Exercise objective:
Search the material below for "Auto" and copy every line where it occurs.

---- Supplied material

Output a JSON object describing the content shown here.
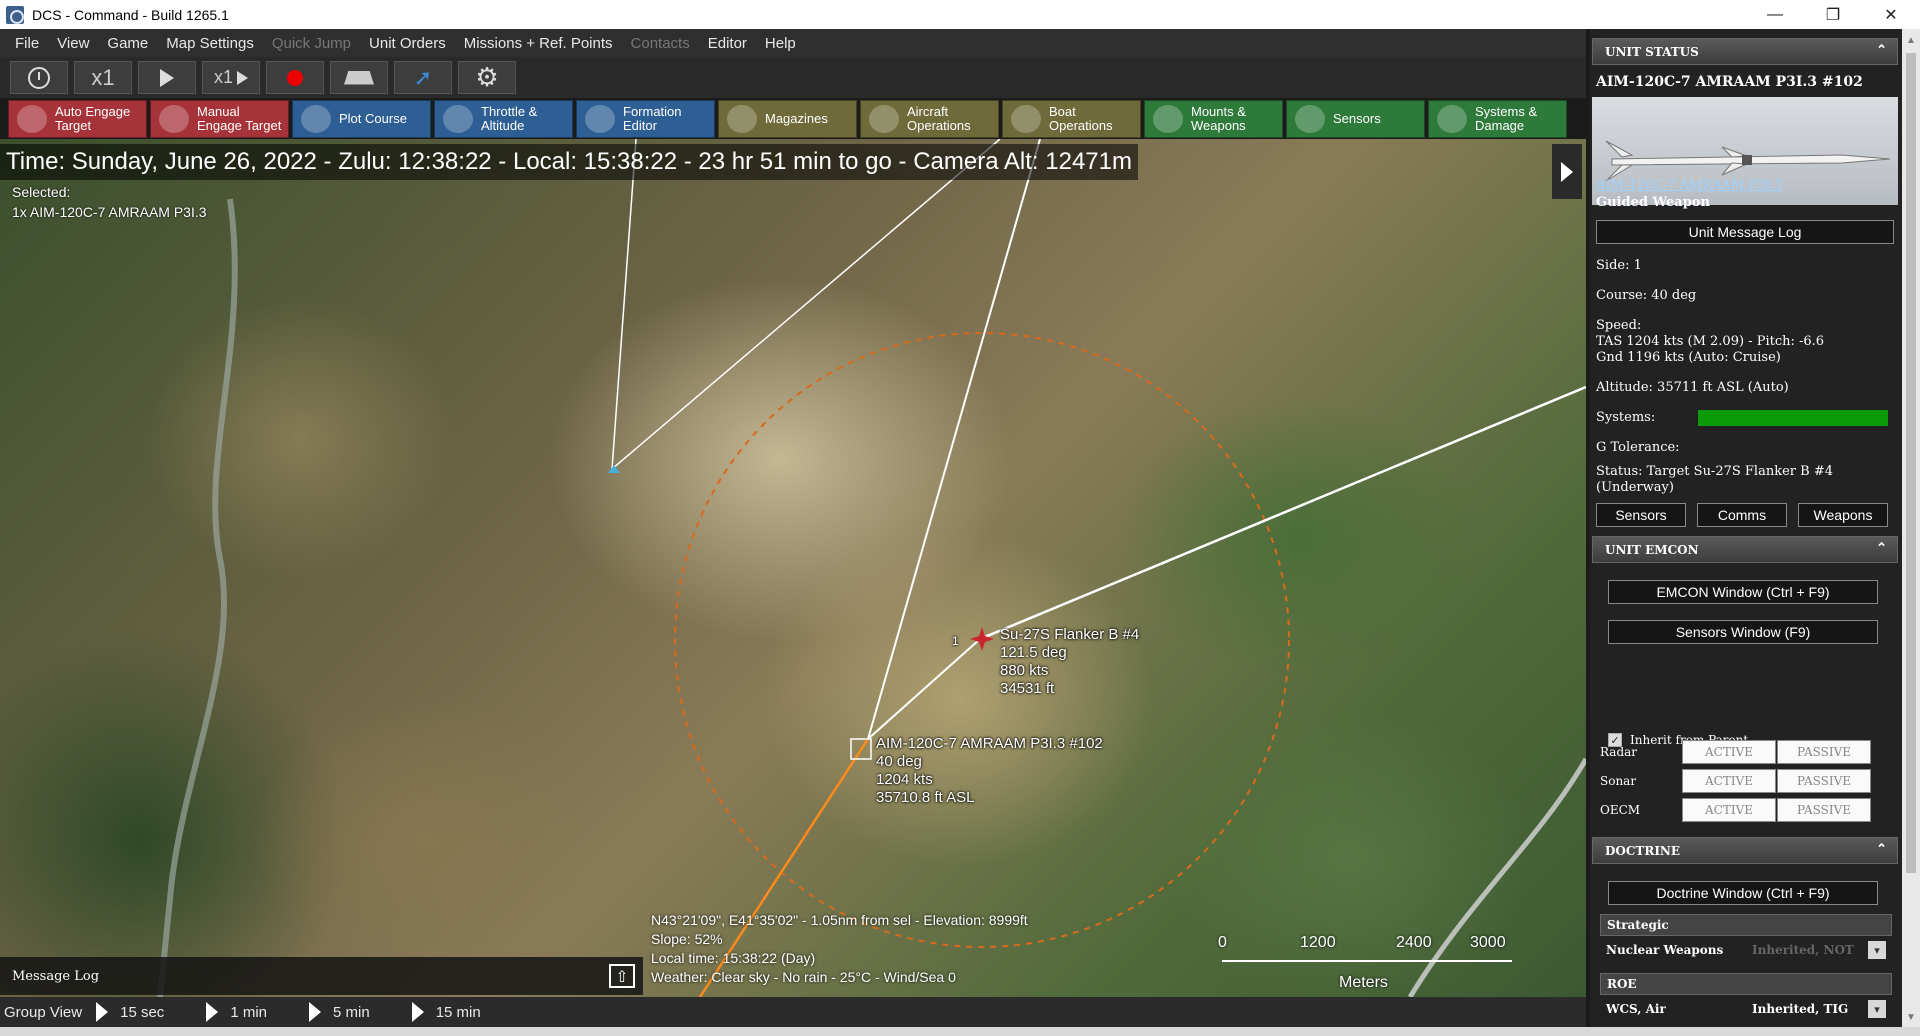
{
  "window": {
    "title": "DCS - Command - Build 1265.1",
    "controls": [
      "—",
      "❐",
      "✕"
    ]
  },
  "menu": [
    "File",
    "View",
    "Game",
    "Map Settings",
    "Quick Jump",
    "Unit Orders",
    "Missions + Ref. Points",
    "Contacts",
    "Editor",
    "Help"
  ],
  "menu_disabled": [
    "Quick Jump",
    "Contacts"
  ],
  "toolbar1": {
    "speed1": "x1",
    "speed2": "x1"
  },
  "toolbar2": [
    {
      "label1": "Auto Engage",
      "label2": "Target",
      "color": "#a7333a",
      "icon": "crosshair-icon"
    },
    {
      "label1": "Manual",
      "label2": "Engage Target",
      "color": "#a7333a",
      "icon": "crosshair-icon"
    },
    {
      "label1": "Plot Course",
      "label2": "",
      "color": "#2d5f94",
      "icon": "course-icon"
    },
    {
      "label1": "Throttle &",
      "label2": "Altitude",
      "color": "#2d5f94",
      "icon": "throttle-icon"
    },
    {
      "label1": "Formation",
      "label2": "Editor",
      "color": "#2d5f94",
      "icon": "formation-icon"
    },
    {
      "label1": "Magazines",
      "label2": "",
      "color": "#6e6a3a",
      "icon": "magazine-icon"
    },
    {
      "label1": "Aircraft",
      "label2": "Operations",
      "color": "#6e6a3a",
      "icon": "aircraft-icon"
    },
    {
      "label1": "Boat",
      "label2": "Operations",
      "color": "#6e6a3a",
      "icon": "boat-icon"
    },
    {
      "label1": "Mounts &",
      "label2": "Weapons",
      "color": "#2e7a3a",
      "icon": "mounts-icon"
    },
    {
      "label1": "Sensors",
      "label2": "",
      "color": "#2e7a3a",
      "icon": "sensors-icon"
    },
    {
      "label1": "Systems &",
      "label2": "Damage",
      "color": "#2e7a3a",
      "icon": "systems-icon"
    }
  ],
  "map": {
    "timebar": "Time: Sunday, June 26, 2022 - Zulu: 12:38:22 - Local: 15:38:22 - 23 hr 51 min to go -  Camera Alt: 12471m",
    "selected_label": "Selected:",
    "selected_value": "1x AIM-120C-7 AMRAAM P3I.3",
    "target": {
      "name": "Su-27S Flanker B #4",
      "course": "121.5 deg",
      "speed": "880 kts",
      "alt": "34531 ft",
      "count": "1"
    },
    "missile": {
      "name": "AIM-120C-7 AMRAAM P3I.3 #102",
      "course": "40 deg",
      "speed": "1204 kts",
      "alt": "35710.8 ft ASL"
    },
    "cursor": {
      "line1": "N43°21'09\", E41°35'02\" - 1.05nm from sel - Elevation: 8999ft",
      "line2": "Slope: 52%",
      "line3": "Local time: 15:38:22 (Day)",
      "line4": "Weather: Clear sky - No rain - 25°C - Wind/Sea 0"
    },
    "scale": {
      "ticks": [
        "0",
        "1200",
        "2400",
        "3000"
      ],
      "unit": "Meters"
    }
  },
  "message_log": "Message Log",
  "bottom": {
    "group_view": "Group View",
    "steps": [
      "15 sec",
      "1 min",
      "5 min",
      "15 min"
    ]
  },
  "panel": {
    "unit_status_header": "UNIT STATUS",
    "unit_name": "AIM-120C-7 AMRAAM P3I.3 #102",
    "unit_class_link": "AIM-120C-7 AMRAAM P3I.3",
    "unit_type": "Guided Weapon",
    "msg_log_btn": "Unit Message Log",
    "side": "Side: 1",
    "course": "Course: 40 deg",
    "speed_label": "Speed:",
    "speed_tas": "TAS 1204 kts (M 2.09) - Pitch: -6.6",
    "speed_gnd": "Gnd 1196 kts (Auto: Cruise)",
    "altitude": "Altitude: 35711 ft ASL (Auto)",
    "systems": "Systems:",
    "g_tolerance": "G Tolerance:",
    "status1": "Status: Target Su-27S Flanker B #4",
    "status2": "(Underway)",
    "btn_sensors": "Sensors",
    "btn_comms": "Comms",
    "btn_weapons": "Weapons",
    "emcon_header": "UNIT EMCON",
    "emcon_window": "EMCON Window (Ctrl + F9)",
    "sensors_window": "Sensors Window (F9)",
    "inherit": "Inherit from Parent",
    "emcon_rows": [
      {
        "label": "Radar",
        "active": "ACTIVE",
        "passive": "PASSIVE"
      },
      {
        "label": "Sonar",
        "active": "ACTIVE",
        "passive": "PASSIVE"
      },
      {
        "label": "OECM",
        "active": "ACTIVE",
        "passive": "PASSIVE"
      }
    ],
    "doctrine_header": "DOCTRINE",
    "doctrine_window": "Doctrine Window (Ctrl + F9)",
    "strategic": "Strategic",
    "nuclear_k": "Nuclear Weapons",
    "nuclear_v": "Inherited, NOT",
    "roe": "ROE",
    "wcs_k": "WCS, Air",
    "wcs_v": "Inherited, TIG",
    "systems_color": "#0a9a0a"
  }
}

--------

Task answer:
      "label1": "Auto Engage",
    "speed_gnd": "Gnd 1196 kts (Auto: Cruise)",
    "altitude": "Altitude: 35711 ft ASL (Auto)",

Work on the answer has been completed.